That son now has his own master's degree, in special education.

The Jacobsens also loved to travel.

“We had a pop-up camper when our boys were growing up, and we camped everywhere we could,” Tom Jacobsen said. “And just before we moved back to Greensburg in 2012, we took a trip to Paris and spent New Year's Eve at the Eiffel Tower, which was her dream.”

In addition to singing in the choir, Mrs. Jacobsen was a pianist and organist who had accompanied and cantered Mass since she was in high school.

“She was very religious. She would say her prayers every day for everybody,” her husband said. “She was just a very giving person.”

Mrs. Jacobsen is survived by her husband, Tom; her three sons, Nathaniel, Ryan and Adam; and her parents, Bill and Madeline Koeth, of Lorain, Ohio.

Family and friends will be received from 3 to 7 p.m. Tuesday at Kepple-Graft Funeral Home, 524 North Main St., Greensburg. A prayer service will be at 7 p.m. Tuesday in the funeral home. A funeral Mass will be at 9:30 a.m. Wednesday at Blessed Sacrament Cathedral, 300 North Main St., Greensburg, with private entombment at Greensburg Catholic Cemetery.

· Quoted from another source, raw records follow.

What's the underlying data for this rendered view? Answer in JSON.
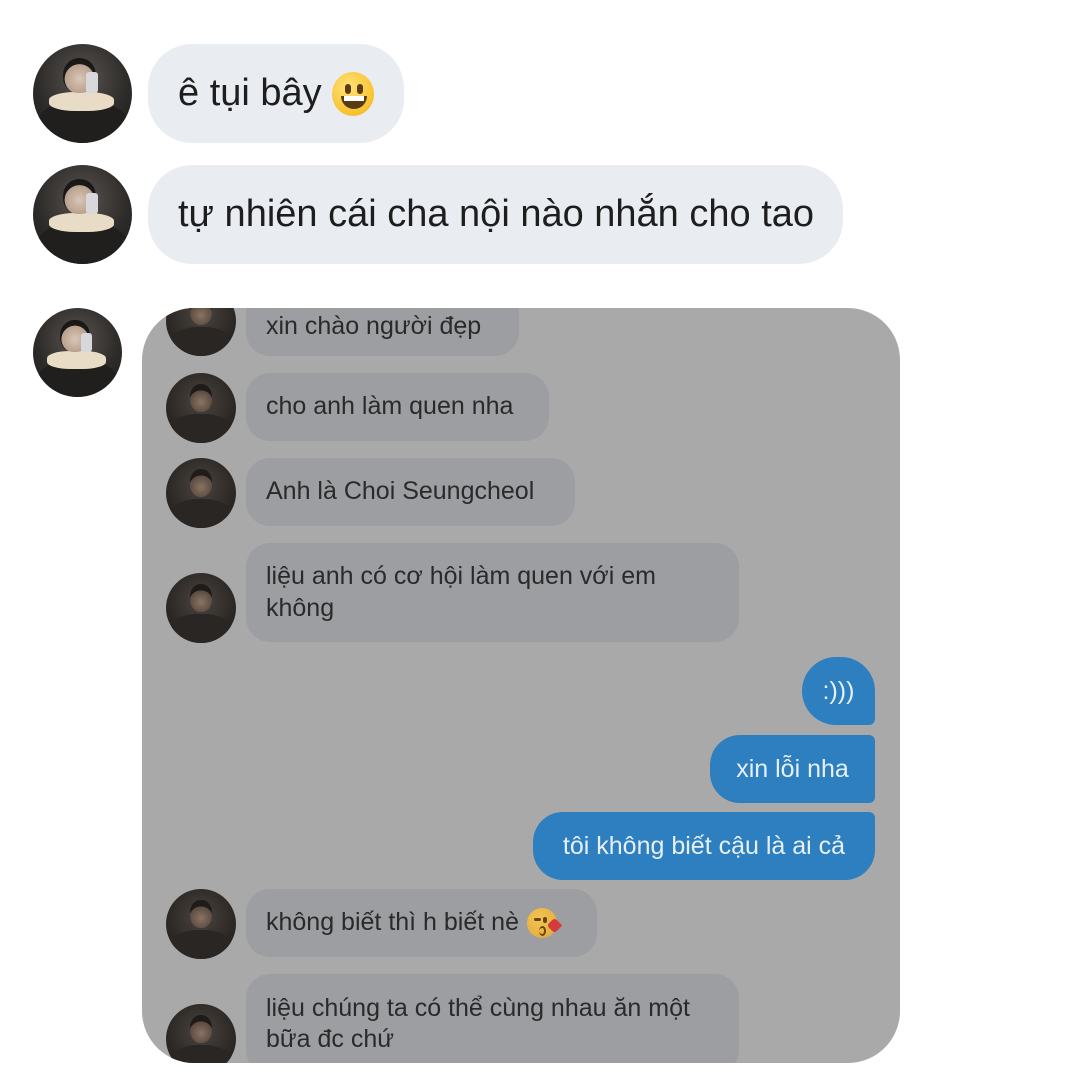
{
  "conversation": {
    "messages": [
      {
        "text": "ê tụi bây",
        "emoji": "grinning-face"
      },
      {
        "text": "tự nhiên cái cha nội nào nhắn cho tao"
      }
    ]
  },
  "screenshot": {
    "incoming": [
      {
        "text": "xin chào người đẹp"
      },
      {
        "text": "cho anh làm quen nha"
      },
      {
        "text": "Anh là Choi Seungcheol"
      },
      {
        "text": "liệu anh có cơ hội làm quen với em không"
      },
      {
        "text": "không biết thì h biết nè",
        "emoji": "face-blowing-kiss"
      },
      {
        "text": "liệu chúng ta có thể cùng nhau ăn một bữa đc chứ"
      }
    ],
    "outgoing": [
      {
        "text": ":)))"
      },
      {
        "text": "xin lỗi nha"
      },
      {
        "text": "tôi không biết cậu là ai cả"
      }
    ]
  },
  "colors": {
    "incoming_bubble": "#e9edf2",
    "screenshot_background": "#a9a9aa",
    "screenshot_incoming_bubble": "#9c9ea1",
    "screenshot_outgoing_bubble": "#2e7fbf"
  }
}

Patrick Varine is a Tribune-Review staff writer. Reach him at 724-850-2862, or via Twitter @MurrysvilleStar.

TribLIVE commenting policy

You are solely responsible for your comments and by using you agree to our Terms of Service.

We moderate comments. Our goal is to provide substantive commentary for a general readership. By screening submissions, we provide a space where readers can share intelligent and informed commentary that enhances the quality of our news and information.

While most comments will be posted if they are on-topic and not abusive, moderating decisions are subjective. We will make them as carefully and consistently as we can. Because of the volume of reader comments, we cannot review individual moderation decisions with readers.

We value thoughtful comments representing a range of views that make their point quickly and politely. We make an effort to protect discussions from repeated comments either by the same reader or different readers

We follow the same standards for taste as the daily newspaper. A few things we won't tolerate: personal attacks, obscenity, vulgarity, profanity (including expletives and letters followed by dashes), commercial promotion, impersonations, incoherence, proselytizing and SHOUTING. Don't include URLs to Web sites.

We do not edit comments. They are either approved or deleted. We reserve the right to edit a comment that is quoted or excerpted in an article. In this case, we may fix spelling and punctuation.

We welcome strong opinions and criticism of our work, but we don't want comments to become bogged down with discussions of our policies and we will moderate accordingly.

We appreciate it when readers and people quoted in articles or blog posts point out errors of fact or emphasis and will investigate all assertions. But these suggestions should be sent via e-mail. To avoid distracting other readers, we won't publish comments that suggest a correction. Instead, corrections will be made in a blog post or in an article.

click me